Bina Lobell’s Super Secret Diary by Ruchama Feuerman (Judaica Press 2014)
Not for Sale by Bracha Rosman (Israel Bookshop 2014)
Book Reviews by Rebecca Klempner:
When I first spotted Ruchama Feuerman’s new book, Bina Lobell’s Super Secret Diary, I knew I had to read it. Sporting a hot pink cover that mimics the diary of the title, the book comes complete with a “locking” strap and fake stickers.
Yes, it’s a flashback to fourth grade.

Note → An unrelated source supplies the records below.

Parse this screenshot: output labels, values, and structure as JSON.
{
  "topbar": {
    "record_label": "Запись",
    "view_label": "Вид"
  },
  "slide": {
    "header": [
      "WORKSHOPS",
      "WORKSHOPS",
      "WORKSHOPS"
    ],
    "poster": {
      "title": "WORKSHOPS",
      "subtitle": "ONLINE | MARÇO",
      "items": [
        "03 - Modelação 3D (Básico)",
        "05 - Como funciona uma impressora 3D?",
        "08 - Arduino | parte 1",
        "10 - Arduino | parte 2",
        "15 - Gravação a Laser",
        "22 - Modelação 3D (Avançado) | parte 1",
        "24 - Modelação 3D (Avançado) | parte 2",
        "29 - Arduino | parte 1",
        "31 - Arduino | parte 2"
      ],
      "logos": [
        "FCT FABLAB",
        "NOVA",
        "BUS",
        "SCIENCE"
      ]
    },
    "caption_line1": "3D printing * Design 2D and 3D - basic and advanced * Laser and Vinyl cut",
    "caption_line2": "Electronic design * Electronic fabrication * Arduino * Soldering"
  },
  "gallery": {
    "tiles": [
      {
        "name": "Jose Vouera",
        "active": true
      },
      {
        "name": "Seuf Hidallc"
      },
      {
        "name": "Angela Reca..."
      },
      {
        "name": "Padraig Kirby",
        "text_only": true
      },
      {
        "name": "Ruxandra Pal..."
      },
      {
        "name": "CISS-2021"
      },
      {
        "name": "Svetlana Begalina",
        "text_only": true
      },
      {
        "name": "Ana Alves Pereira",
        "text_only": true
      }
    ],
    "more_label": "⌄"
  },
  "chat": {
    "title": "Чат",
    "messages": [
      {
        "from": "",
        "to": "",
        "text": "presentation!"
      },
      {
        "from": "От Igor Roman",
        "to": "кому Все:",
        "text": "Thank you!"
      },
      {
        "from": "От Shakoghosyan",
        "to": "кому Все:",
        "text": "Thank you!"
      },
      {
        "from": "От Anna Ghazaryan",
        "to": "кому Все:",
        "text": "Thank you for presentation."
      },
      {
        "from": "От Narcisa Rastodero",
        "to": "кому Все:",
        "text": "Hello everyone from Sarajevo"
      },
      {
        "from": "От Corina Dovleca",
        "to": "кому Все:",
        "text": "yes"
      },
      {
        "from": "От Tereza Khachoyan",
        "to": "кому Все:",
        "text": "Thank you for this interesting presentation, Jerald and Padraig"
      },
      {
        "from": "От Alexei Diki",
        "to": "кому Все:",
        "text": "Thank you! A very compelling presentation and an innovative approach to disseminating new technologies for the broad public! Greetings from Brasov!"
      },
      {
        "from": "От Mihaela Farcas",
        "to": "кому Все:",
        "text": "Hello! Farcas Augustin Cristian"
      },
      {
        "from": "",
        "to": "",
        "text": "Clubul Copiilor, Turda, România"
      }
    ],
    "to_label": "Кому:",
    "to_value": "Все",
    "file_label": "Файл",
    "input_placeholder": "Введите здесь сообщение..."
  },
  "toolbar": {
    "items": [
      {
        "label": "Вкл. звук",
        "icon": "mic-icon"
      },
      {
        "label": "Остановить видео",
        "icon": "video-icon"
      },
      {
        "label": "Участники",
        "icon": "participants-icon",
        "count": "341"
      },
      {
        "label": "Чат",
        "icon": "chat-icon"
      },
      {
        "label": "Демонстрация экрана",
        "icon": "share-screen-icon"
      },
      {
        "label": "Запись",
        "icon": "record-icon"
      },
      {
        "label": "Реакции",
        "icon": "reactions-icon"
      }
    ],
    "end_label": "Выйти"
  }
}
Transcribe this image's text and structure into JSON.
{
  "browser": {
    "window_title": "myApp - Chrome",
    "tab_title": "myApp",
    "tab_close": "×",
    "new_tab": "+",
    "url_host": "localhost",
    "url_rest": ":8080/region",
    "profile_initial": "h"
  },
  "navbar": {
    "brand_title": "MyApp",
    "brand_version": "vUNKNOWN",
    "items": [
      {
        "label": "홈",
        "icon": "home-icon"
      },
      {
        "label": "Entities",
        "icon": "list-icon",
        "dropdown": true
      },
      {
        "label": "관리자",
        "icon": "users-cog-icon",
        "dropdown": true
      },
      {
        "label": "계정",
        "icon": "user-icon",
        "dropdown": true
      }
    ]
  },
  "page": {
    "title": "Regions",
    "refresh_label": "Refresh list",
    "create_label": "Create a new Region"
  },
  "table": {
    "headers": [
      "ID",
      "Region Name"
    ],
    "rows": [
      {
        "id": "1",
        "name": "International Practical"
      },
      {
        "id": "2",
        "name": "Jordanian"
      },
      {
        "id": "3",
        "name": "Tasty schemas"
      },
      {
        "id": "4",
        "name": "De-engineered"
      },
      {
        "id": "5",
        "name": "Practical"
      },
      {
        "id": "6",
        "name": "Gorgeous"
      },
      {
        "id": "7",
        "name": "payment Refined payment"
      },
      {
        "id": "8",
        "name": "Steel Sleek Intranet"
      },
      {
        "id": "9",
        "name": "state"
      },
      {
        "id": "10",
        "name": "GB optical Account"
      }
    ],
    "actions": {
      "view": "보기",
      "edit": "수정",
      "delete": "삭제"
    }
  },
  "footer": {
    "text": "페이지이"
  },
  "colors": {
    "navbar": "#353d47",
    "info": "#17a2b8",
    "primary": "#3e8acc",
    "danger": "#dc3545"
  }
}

The plot of this middle-grade novel is straightforward: 9 year-old Bina Lobell attends a Montessori school in a private home. Her parents chose the homeschooling environment both because Mrs. Lobell’s best friend runs the school and because Bina is highly allergic to peanuts. Only four other students attend Bina’s school, and she longs to branch out socially, particularly when the only other fourth grader in the school turns against her.
Feuerman has built her reputation writing literary fiction for mainstream, adult audiences. Despite the difference both in genre and audience, it’s the same abilities that won her accolades in those previous books – Seven Blessings and In the Courtyard of the Kabbalist – that really make Bina Lobell… shine. I really got to know Bina’s world as she described herself, her classmates, relatives, and teachers, and I laughed along with her self-deprecating humor. The relationships between these characters are surprisingly complex, yet flexible over the course of the novel.
When things really start going badly for Bina, it hit me – an adult! – surprisingly hard. Feuerman includes scenes of bullying so evocative, I gasped and cringed. The solution to the bullying isn’t tidy or perfect but it’s realistic. Although the novel primarily addresses girls, both in their inner lives and in a social context, the strength of the characterization and the adroit handling of bullying may appeal to some boys.
In my favorite moment in the book, Bina wishes there were a “friend gemach” in which to find companionship. I laughed and teared up at the same time as she described in detail what the friend gemach would look like and how it would operate. Hasn’t everyone wished for such a thing at some time in their life?
Bina learns about middos development – character growth – throughout the book, but this is handled without heavy-handed, didactic messages. As a parent, watching Bina and the other girls grow into the “tzedekeses in training” that their teachers wanted, touched me greatly. These hopes reflect my aspirations for my own children.
To help readers unfamiliar with Jewish vocabulary, the publisher provided a glossary at the end. Other nice touches: Inside the book, the font imitates girlish handwriting on journal pages. The adorable and comical illustrations interpret the text well.
Do you have a kid who immediately grabs each issue of your favorite frum magazine the moment it arrives in your house so they can keep up with their favorite serial? Good news: the following book is for that kid.
L.A. resident Bracha Rosman has been writing for the Orthodox world for years, both in magazines and in books like Where There’s a Will, Never Too Late, and Out of Sight. She knows this audience well and her latest novel, Not for Sale, is a plot-driven thriller for the upper elementary set. The novel follows the Rosen family’s quest to transform a property they inherited from a long-lost relative into a new Jewish Community Center. When misadventure after misadventure hits the Rosen clan and their project, the kids begin to suspect foul play – but by whom? And why have they been targeted? And can they stop the criminals before disaster strikes?
The book delivers just enough danger and suspense to keep young readers riveted, yet contains no major concerns for even Hareidi parents. Our family is reading, Not for Sale, aloud at bedtime, and my 9 year old son is perfectly entertained. Israel Bookshop produced the book with an attractive, comic-like cover that will appeal to the target audience, and their designer chose a nice, large font that will help out those readers who are just getting used to reading full-length novels. Not for Sale makes an entertaining read for kids 8 – 11 years old who prefer adventure and suspense.